Tuesday, November 4, 2014

Project: Quickie Screwdriver Rack

Recently I acquired a new set of Wera Kraftform Plus screwdrivers from Lee Valley. Before that I had a mismatched set of screwdrivers that I had cobbled together over the years, and while they did the job, it was time to put them out to pasture.

Now, the Wera screwdrivers actually came with a holder, and it does the job just fine. With two exceptions in my case, one of which is I have 8 Wera drivers, and the holder maxes out at 7, also it doesn't fit into my Tanos Systainer toolbox.

Since I had some 1/4" Baltic Birch project plywood left over from a project that I never started, I decided to make a simple rack to fit the screwdrivers nicely into my Sys-toolbox.

I started out by getting the dimensions of the inside of the toolbox, and the longest length of the longest screwdriver (the #3 Robertson, in this case) - and then I did a layout of the drivers, grouping them together while conserving space.

After the initial design, I transferred the marks with a punch onto the plywood, and got to drilling some holes for the drivers. And then for some reason I broke out my forstner bit set and drilled some more holes. I call them "speed holes" - or just a way to make the rack a tiny bit lighter in the toolbox.

After throwing some wood chips around, I broke out the jigsaw and cut out the panels I'd need. Now, a table saw would technically work for this, but would be horribly unsafe. A bandsaw would be ideal, but I don't have access to one at the moment. So a jigsaw and being very careful would be my way to go.

After drilling all my holes I did a quick dry-fit of the sides and check the holes to make sure the drivers all fit. I had to do some adjusting with a round file in the holes, and with my mini-plane to eke a little bit of wood off the panels to get a perfect (well, near perfect) fit.

Once that was done, it was time for glue. Any excuse to use my Bessey clamps really... it was a bit unwieldy, but in the end it worked.

Now that the glue was dry, it was time to check to make sure it was sturdy, and to check final fit. And this is where I realized something...

Sure, it looked fine. But the problem with this setup is that the handles would wobble around easily, which is irritating, and could cause damage-over-time to the holes. So I came up with an idea to put one more 'brace' about midway in the holder.

Problem with that idea - I didn't have much plywood left. I had a couple narrow strips that wouldn't fit. Then I remembered I own glue, and lots of clamps... don't have the right size panel? Make your own!

With that problem solved, I cut the new panel to size, made some more adjustments with my mini plane, and drilled the corresponding holes for the screwdrivers. Then it was time for another glue-up.

Okay, that totally worked, and the handles no longer wobbled. Design on the fly.

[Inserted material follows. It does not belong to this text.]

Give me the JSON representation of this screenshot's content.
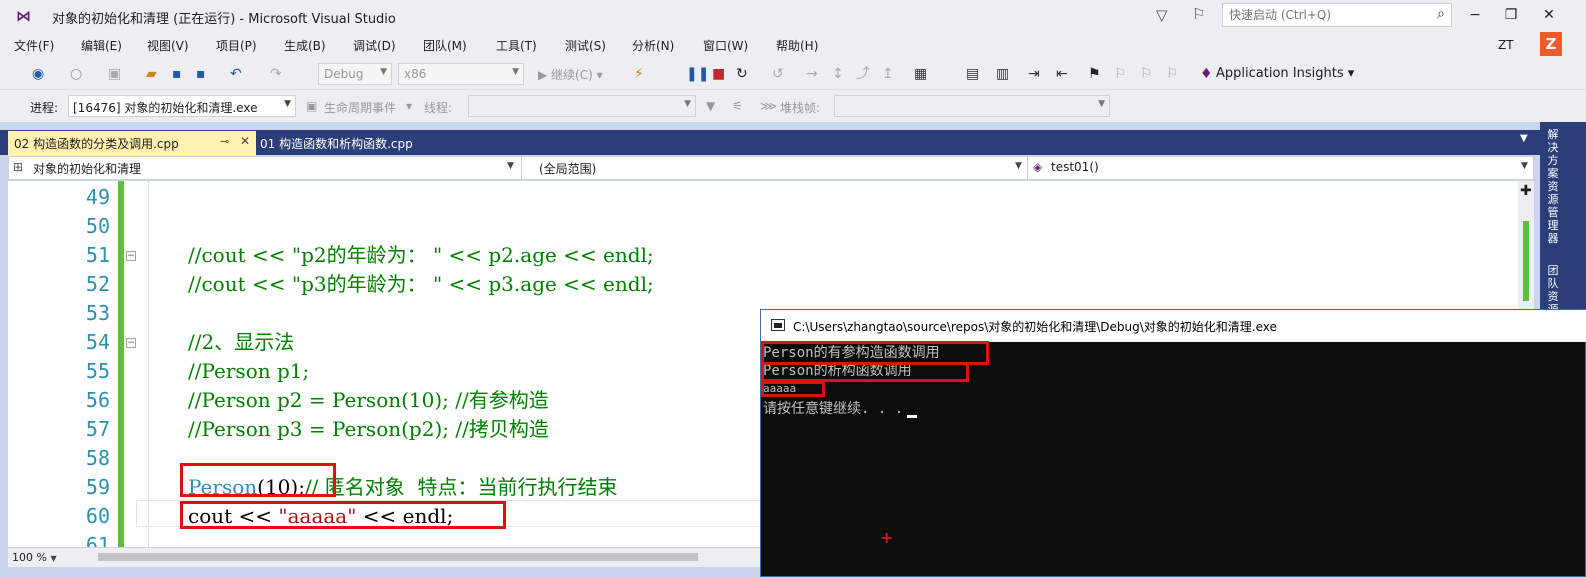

Since I had a tiny bit of plywood left, and I was kind of looking for an excuse to keep working on this - I made a couple corner braces to make sure the whole structure was sturdy. I also had to make a corner block to make clamping easier.

At this point, it was getting late in the day - time to call it quits for now. I did a final test fit of the screwdrivers - and checked how it all fit into the toolbox - a bit snug. To finish this project off - I'll drag out my Dad's old belt/disc sander - and give this tool holder a quick little sanding to correct the fit. After that, a little hand-sanding and a coat or two of wipe-on polyurethane.

Of course, now I want to make holders for the rest of the loose hand tools in my toolbox. Maybe another day.

Thanks for reading!